Rarely in its history has the NAACP had a greater opportunity to exert a major influence than it has this week as the organization considers, at its Houston convention, whether to endorse the nomination of Clarence Thomas for the Supreme Court.
If the NAACP endorses Thomas, few senators are likely to vote against one who was nominated by a conservative president and approved by the nation's preeminent civil rights organization. But if the NAACP should add its voice to those opposing Thomas, Senate approval would be anything but certain.
It is understandable, for emotional as well as practical reasons, that the NAACP delegates would look with favor upon Thomas. He is, after all, a black man who would succeed a black man in an office of great power and prestige. On the practical side, it is a foregone conclusion that if the Thomas nomination is rejected, the alternative nominee would be someone who is just as conservative and yet does not share the experience of having grown up in segregated poverty -- an experience which, no doubt, will always function as a still, small voice as long as Thomas draws breath.
On the intellectual side, it will be difficult for the NAACP to lend its weight to the Thomas nomination. After all, if he were a white man with his record of decisions and statements, it is all but certain that the NAACP would reject him.
So it is a tough call. No doubt the delegates and leadership of the NAACP have been tempted to pull the kind of fence-straddle that Lee Atwater, the late Republican chairman, executed when it became clear that public opinion was flowing markedly against the party's hard-line position against abortion rights. Atwater, in effect embracing the pro-choice position, declared abortion to be a matter of conscience on which Republicans were free to take their own positions.

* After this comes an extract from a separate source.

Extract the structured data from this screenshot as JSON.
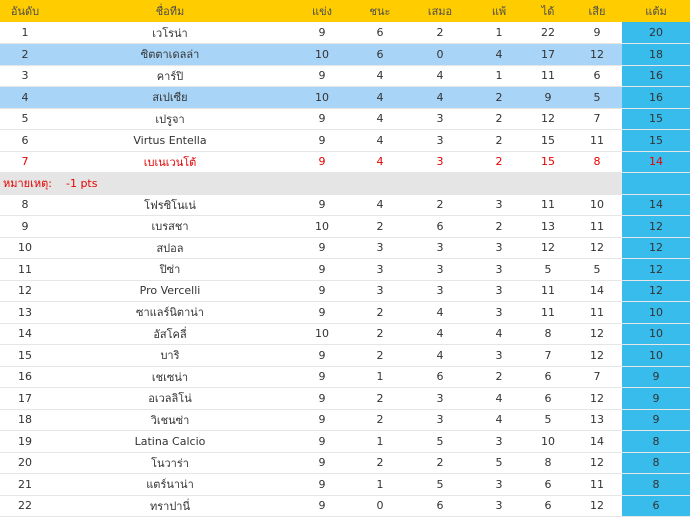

For the moment the NAACP has shelved action on the Thomas nomination; but ultimately it will not be able to avoid taking a position on this major public issue.